Within a year, every other major publisher had come out with their own Adventure book, a compliment which flattered me no end.
In 1998, I left DC to go freelance. I wanted to write, and I wanted to spend more time with my family—my oldest daughter had just been through a grueling year of chemo and I wanted to be with her as much as possible. My wife is also a writer—the magnificent children's novelist Melissa Wiley—so the two of us took turns hanging out with the kids and working. It was a great way to live, and after our daughter's ordeal we savored every minute of that freedom.
Shortly after I went freelance, I was asked to write an issue of The Gotham Adventures for a new artist the editor had discovered, a young Canadian named Tim Levins.

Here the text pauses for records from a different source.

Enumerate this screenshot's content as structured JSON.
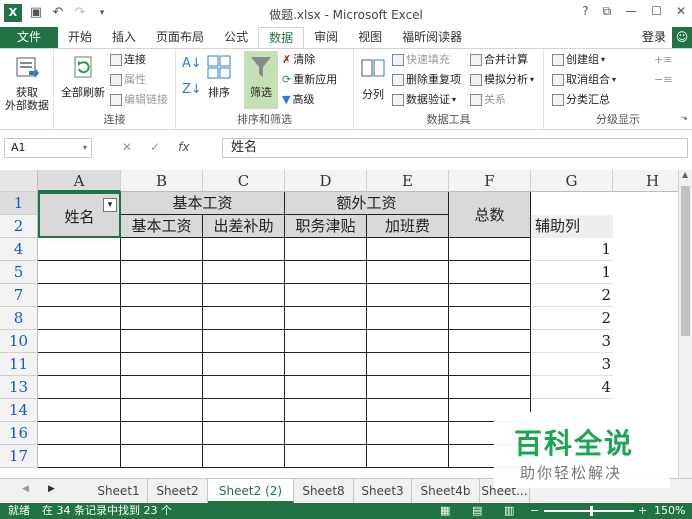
{
  "titlebar": {
    "title": "做题.xlsx - Microsoft Excel",
    "help": "?",
    "restore": "⧉",
    "minimize": "—",
    "maximize": "☐",
    "close": "✕"
  },
  "tabs": [
    "文件",
    "开始",
    "插入",
    "页面布局",
    "公式",
    "数据",
    "审阅",
    "视图",
    "福昕阅读器"
  ],
  "active_tab": "数据",
  "login": "登录",
  "ribbon": {
    "get_external": "获取\n外部数据",
    "refresh_all": "全部刷新",
    "connections": "连接",
    "properties": "属性",
    "edit_links": "编辑链接",
    "group_connections": "连接",
    "sort": "排序",
    "filter": "筛选",
    "clear": "清除",
    "reapply": "重新应用",
    "advanced": "高级",
    "group_sortfilter": "排序和筛选",
    "text_to_columns": "分列",
    "flash_fill": "快速填充",
    "remove_duplicates": "删除重复项",
    "data_validation": "数据验证",
    "consolidate": "合并计算",
    "what_if": "模拟分析",
    "relationships": "关系",
    "group_datatools": "数据工具",
    "group": "创建组",
    "ungroup": "取消组合",
    "subtotal": "分类汇总",
    "group_outline": "分级显示"
  },
  "formula_bar": {
    "name_box": "A1",
    "cancel": "✕",
    "enter": "✓",
    "fx": "fx",
    "content": "姓名"
  },
  "columns": [
    "A",
    "B",
    "C",
    "D",
    "E",
    "F",
    "G",
    "H"
  ],
  "rows": [
    "1",
    "2",
    "4",
    "5",
    "7",
    "8",
    "10",
    "11",
    "13",
    "14",
    "16",
    "17"
  ],
  "headers": {
    "name": "姓名",
    "basic_wage": "基本工资",
    "extra_wage": "额外工资",
    "total": "总数",
    "sub_basic": "基本工资",
    "sub_travel": "出差补助",
    "sub_duty": "职务津贴",
    "sub_overtime": "加班费",
    "helper": "辅助列"
  },
  "helper_values": [
    "1",
    "1",
    "2",
    "2",
    "3",
    "3",
    "4"
  ],
  "sheet_tabs": [
    "Sheet1",
    "Sheet2",
    "Sheet2 (2)",
    "Sheet8",
    "Sheet3",
    "Sheet4b",
    "Sheet..."
  ],
  "active_sheet": "Sheet2 (2)",
  "status": {
    "mode": "就绪",
    "message": "在 34 条记录中找到 23 个",
    "zoom": "150%"
  },
  "watermark": {
    "title": "百科全说",
    "subtitle": "助你轻松解决"
  }
}
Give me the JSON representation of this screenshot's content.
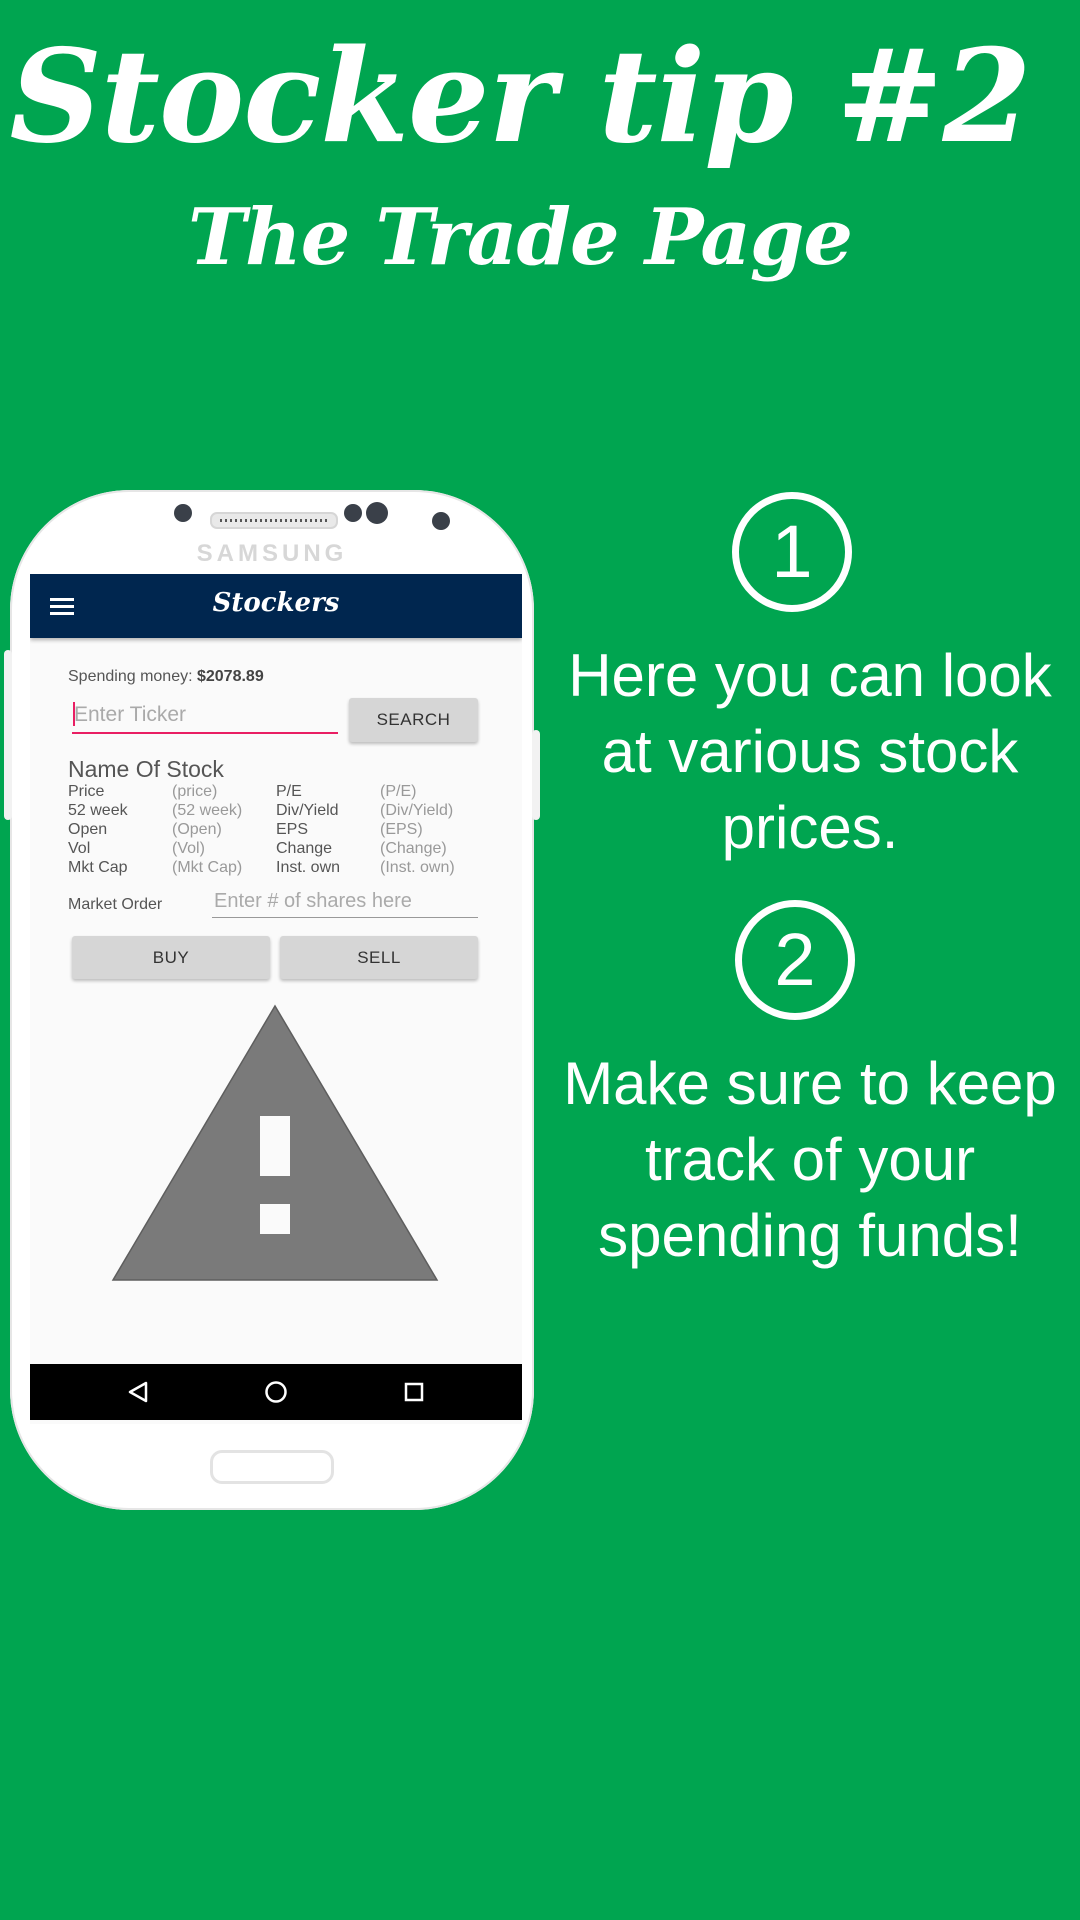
{
  "header": {
    "title": "Stocker tip #2",
    "subtitle": "The Trade Page"
  },
  "phone": {
    "brand": "SAMSUNG"
  },
  "app": {
    "title": "Stockers",
    "spending_label": "Spending money:",
    "spending_value": "$2078.89",
    "ticker_placeholder": "Enter Ticker",
    "search_label": "SEARCH",
    "stock_name": "Name Of Stock",
    "stats_left": [
      {
        "label": "Price",
        "value": "(price)"
      },
      {
        "label": "52 week",
        "value": "(52 week)"
      },
      {
        "label": "Open",
        "value": "(Open)"
      },
      {
        "label": "Vol",
        "value": "(Vol)"
      },
      {
        "label": "Mkt Cap",
        "value": "(Mkt Cap)"
      }
    ],
    "stats_right": [
      {
        "label": "P/E",
        "value": "(P/E)"
      },
      {
        "label": "Div/Yield",
        "value": "(Div/Yield)"
      },
      {
        "label": "EPS",
        "value": "(EPS)"
      },
      {
        "label": "Change",
        "value": "(Change)"
      },
      {
        "label": "Inst. own",
        "value": "(Inst. own)"
      }
    ],
    "market_order_label": "Market Order",
    "shares_placeholder": "Enter # of shares here",
    "buy_label": "BUY",
    "sell_label": "SELL"
  },
  "tips": [
    {
      "number": "1",
      "text": "Here you can look at various stock prices."
    },
    {
      "number": "2",
      "text": "Make sure to keep track of your spending funds!"
    }
  ],
  "colors": {
    "background": "#00a550",
    "appbar": "#00264f",
    "accent": "#e91e63",
    "warning": "#7a7a7a"
  }
}
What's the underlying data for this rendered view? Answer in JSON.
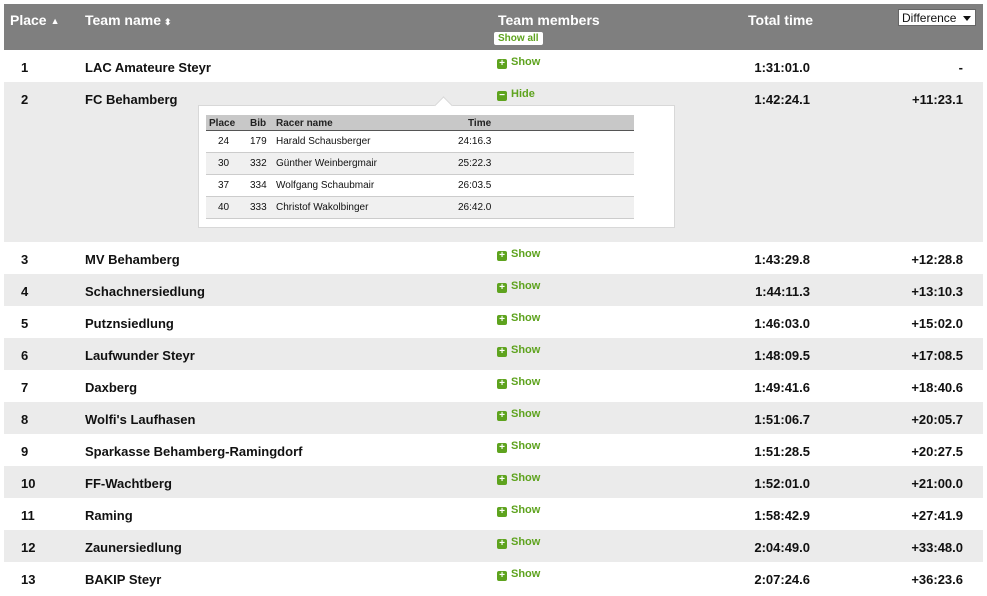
{
  "header": {
    "place": "Place",
    "place_sort": "▲",
    "team_name": "Team name",
    "team_sort": "⬍",
    "team_members": "Team members",
    "show_all": "Show all",
    "total_time": "Total time",
    "difference": "Difference"
  },
  "toggle": {
    "show": "Show",
    "hide": "Hide"
  },
  "rows": [
    {
      "place": "1",
      "team": "LAC Amateure Steyr",
      "toggle": "Show",
      "total": "1:31:01.0",
      "diff": "-"
    },
    {
      "place": "2",
      "team": "FC Behamberg",
      "toggle": "Hide",
      "total": "1:42:24.1",
      "diff": "+11:23.1"
    },
    {
      "place": "3",
      "team": "MV Behamberg",
      "toggle": "Show",
      "total": "1:43:29.8",
      "diff": "+12:28.8"
    },
    {
      "place": "4",
      "team": "Schachnersiedlung",
      "toggle": "Show",
      "total": "1:44:11.3",
      "diff": "+13:10.3"
    },
    {
      "place": "5",
      "team": "Putznsiedlung",
      "toggle": "Show",
      "total": "1:46:03.0",
      "diff": "+15:02.0"
    },
    {
      "place": "6",
      "team": "Laufwunder Steyr",
      "toggle": "Show",
      "total": "1:48:09.5",
      "diff": "+17:08.5"
    },
    {
      "place": "7",
      "team": "Daxberg",
      "toggle": "Show",
      "total": "1:49:41.6",
      "diff": "+18:40.6"
    },
    {
      "place": "8",
      "team": "Wolfi's Laufhasen",
      "toggle": "Show",
      "total": "1:51:06.7",
      "diff": "+20:05.7"
    },
    {
      "place": "9",
      "team": "Sparkasse Behamberg-Ramingdorf",
      "toggle": "Show",
      "total": "1:51:28.5",
      "diff": "+20:27.5"
    },
    {
      "place": "10",
      "team": "FF-Wachtberg",
      "toggle": "Show",
      "total": "1:52:01.0",
      "diff": "+21:00.0"
    },
    {
      "place": "11",
      "team": "Raming",
      "toggle": "Show",
      "total": "1:58:42.9",
      "diff": "+27:41.9"
    },
    {
      "place": "12",
      "team": "Zaunersiedlung",
      "toggle": "Show",
      "total": "2:04:49.0",
      "diff": "+33:48.0"
    },
    {
      "place": "13",
      "team": "BAKIP Steyr",
      "toggle": "Show",
      "total": "2:07:24.6",
      "diff": "+36:23.6"
    }
  ],
  "members": {
    "headers": {
      "place": "Place",
      "bib": "Bib",
      "name": "Racer name",
      "time": "Time"
    },
    "rows": [
      {
        "place": "24",
        "bib": "179",
        "name": "Harald Schausberger",
        "time": "24:16.3"
      },
      {
        "place": "30",
        "bib": "332",
        "name": "Günther Weinbergmair",
        "time": "25:22.3"
      },
      {
        "place": "37",
        "bib": "334",
        "name": "Wolfgang Schaubmair",
        "time": "26:03.5"
      },
      {
        "place": "40",
        "bib": "333",
        "name": "Christof Wakolbinger",
        "time": "26:42.0"
      }
    ]
  },
  "colors": {
    "header_bg": "#7f7f7f",
    "alt_row": "#ebebeb",
    "accent_green": "#5ea31e"
  }
}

Tim and I clicked so well from the very first that we were made the new regular creative team, going on to work together for the next four years.
In January 2002, my family and I left NYC for the foothills of the Blue Ridge Mountains. In a small town west of Charlottesville, Lissa and I continued to switch shifts between writing and kid-wrangling. I did a lot of work-for-hire both under my own name and a few different pseudonyms, including Anne James and, my favorite, Ned Lerr. (A neddler is a rather obscure term for a geek.) I finished out my run on Gotham Adventures, wrote some Ninja Turtles and Power Rangers books and even a Little Polar Bear book. I also took on a number of other cool projects, including a pair of video games—I wrote the plot and cutscenes (the animated shorts that pop up here and there in videogames) for Batman: Dark Tomorrow, which gave me the opportunity to write just about every major Batman character (and, for once, actually get to hear them speak my words), as well as (only) the cutscenes for Superman: The Man of Steel.
In July, 2006, I returned to the editor's side of the desk, this time at WildStorm in San Diego. I worked on a crazy range of projects there—everything from Wildcats and The Authority to Fringe and Starcraft to Scooby-Doo and Looney Tunes. There are almost too many highlights to pick out, but if forced, I reckon I'd say I'm especially proud of the North 40 series and the original graphic novel a god somewhere.
In December 2010, DC Comics shuttered WildStorm, and I returned to freelancing. I wrote music reviews for AARP and beginning novels for Disney, an original YA novel, and helped create a new Batgirl with the brilliant Annie Wu. I've worked with Liquid Comics on several different projects, and I'm the writer of Truckus Maximus, an original graphic novel published by First Second Books. I'm also the author of Batman: Kings of Fear, illustrated by Kelley Jones the great and terrible. Kelley and I also have a creator-owned series for Image Comics. And then, of course, there's Uncivil War and Game Over. And because all that's not nearly enough, I also do a lot of writing about music at Reason to Believe.